> **Problem details**
How many lines in the records below hold the string "true"? Please answer with the number and nothing more.
Dataset records START
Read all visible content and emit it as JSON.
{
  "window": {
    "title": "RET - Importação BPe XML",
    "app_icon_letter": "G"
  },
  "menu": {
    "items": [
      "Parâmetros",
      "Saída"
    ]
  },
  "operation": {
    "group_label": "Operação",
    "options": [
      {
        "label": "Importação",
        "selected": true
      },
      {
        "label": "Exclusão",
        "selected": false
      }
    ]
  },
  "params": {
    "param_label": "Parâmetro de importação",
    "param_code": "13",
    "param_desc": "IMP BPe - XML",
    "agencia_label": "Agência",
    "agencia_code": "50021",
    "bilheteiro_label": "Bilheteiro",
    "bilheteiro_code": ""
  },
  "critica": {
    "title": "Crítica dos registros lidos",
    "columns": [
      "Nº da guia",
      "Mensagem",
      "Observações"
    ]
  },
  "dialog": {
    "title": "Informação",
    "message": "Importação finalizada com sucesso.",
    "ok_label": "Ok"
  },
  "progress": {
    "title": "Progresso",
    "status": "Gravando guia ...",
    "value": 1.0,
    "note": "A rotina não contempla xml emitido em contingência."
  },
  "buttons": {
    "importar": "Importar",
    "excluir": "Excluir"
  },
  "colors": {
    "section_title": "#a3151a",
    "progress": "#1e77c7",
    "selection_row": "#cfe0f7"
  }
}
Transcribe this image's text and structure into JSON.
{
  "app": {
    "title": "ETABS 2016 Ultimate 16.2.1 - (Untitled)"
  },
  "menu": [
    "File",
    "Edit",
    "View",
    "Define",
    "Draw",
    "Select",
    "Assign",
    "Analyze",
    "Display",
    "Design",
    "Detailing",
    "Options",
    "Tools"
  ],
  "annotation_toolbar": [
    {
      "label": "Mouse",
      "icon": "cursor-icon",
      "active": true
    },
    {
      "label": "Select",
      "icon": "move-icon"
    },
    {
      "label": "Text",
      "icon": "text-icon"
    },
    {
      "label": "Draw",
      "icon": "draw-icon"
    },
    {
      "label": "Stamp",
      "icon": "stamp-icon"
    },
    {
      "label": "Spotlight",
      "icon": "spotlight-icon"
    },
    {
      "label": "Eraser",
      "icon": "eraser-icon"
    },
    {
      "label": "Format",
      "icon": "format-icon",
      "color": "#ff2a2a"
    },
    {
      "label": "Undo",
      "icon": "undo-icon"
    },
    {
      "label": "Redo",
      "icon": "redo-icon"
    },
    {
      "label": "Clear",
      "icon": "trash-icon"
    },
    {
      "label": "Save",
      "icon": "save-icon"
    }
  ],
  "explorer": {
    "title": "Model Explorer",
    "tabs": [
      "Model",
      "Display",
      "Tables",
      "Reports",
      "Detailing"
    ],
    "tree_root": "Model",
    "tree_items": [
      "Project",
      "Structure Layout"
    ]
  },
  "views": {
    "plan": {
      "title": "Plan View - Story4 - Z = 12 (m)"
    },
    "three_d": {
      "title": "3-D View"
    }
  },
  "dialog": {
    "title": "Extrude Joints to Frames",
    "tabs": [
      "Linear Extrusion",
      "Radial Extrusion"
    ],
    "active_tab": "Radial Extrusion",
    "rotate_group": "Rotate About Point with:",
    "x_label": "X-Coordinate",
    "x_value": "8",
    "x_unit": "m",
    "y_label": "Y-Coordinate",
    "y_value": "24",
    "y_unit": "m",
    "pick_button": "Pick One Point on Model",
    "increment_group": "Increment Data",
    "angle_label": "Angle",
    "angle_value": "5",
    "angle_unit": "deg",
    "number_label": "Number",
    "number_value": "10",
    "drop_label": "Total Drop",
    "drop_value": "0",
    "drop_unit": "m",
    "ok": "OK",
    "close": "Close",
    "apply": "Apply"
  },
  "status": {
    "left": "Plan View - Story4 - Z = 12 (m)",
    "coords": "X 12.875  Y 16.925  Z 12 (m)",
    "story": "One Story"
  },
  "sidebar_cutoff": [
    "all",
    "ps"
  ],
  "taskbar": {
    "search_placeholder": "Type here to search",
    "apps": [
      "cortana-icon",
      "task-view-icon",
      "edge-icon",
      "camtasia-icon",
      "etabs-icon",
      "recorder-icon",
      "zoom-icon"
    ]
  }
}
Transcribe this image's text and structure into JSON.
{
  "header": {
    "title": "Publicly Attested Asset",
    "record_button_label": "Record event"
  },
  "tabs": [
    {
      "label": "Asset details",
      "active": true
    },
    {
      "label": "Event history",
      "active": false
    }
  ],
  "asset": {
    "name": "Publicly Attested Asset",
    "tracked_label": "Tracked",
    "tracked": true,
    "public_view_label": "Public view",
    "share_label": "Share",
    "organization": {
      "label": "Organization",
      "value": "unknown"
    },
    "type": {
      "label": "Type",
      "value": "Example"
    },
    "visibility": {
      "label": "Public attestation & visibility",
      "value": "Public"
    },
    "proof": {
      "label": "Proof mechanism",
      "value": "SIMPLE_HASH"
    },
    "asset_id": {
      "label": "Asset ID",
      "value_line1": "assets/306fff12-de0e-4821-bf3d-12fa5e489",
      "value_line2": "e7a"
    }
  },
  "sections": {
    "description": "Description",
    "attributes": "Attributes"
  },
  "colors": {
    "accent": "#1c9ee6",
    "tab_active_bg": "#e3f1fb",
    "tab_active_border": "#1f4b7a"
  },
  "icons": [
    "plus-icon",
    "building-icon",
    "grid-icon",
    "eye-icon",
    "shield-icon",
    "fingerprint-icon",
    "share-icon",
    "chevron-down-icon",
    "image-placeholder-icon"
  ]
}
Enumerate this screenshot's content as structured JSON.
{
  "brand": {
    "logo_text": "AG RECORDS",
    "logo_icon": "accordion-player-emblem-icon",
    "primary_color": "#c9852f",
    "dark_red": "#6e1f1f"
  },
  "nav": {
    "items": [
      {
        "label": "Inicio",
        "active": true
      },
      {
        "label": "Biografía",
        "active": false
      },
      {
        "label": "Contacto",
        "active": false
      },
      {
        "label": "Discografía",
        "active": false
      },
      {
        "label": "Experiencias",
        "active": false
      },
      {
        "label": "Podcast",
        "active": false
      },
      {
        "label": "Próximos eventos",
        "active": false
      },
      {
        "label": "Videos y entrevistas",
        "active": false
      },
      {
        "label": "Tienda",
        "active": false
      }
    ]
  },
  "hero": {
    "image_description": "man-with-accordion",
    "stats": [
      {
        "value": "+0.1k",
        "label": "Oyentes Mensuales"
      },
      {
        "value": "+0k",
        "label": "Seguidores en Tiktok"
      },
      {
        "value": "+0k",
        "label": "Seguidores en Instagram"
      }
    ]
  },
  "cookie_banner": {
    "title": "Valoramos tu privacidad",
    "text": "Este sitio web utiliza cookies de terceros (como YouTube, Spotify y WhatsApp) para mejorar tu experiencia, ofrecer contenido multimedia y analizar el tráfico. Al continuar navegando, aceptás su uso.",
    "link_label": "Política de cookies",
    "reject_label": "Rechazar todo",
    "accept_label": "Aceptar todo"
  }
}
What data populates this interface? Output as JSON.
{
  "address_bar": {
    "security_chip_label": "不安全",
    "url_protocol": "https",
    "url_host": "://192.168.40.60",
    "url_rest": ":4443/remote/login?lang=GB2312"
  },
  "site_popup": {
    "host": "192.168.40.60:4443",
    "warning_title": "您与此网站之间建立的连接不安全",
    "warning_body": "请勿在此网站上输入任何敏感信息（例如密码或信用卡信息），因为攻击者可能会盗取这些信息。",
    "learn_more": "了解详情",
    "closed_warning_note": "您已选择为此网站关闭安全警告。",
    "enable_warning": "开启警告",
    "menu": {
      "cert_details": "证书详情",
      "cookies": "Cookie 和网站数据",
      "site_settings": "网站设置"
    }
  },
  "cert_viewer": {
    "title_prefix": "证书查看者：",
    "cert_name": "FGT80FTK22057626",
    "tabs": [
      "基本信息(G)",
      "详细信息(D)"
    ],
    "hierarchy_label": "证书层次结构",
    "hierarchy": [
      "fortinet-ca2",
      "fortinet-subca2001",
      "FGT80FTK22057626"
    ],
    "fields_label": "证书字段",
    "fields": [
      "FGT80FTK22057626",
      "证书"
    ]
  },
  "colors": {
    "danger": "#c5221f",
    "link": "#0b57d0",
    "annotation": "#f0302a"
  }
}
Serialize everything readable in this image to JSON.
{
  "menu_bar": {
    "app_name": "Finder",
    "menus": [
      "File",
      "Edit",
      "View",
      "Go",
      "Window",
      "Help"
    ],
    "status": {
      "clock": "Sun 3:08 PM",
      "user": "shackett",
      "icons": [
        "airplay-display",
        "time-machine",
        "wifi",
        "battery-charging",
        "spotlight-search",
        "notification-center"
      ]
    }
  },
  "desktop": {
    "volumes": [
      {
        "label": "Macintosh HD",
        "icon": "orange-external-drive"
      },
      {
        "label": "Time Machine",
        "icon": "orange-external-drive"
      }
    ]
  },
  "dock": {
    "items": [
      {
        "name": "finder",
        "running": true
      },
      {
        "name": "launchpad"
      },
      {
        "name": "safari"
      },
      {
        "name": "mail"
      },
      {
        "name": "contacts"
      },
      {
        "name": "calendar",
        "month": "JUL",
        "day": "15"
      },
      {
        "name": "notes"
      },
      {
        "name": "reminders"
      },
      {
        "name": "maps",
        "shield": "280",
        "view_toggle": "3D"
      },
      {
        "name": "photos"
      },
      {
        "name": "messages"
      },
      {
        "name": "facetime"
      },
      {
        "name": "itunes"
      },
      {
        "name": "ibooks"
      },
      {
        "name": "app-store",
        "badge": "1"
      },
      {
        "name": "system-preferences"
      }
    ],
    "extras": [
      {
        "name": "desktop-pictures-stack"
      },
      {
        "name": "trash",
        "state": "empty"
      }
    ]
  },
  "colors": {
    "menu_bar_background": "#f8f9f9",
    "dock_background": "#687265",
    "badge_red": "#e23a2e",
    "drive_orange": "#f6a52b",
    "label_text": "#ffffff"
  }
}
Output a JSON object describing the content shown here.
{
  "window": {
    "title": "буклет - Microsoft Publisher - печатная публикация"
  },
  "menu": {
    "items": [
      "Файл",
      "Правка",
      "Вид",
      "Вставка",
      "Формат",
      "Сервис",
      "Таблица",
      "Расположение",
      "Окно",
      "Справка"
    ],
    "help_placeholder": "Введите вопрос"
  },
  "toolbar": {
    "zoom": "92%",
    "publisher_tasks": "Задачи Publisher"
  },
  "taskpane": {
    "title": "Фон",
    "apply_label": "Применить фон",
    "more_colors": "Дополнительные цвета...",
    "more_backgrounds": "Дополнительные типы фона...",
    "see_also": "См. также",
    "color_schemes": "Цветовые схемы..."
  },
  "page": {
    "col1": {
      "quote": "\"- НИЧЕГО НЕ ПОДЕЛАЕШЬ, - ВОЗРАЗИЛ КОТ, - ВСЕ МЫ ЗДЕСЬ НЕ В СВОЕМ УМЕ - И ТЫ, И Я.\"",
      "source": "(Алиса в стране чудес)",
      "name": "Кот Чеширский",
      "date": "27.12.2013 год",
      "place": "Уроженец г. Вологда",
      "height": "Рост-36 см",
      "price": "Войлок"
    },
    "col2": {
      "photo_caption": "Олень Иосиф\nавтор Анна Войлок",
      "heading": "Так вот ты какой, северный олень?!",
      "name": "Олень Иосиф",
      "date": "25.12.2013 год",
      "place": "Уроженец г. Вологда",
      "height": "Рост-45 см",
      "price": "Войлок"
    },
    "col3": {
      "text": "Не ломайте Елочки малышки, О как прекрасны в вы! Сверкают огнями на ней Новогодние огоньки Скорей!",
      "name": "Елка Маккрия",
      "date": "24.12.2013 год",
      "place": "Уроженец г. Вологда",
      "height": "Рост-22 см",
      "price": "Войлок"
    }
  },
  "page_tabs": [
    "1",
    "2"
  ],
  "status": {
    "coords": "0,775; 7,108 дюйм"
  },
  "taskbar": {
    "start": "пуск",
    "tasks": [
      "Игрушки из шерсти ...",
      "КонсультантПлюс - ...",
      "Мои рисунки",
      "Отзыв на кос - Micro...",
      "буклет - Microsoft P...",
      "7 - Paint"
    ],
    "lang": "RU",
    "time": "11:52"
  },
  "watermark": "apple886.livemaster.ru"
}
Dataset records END
> **Written solution**
6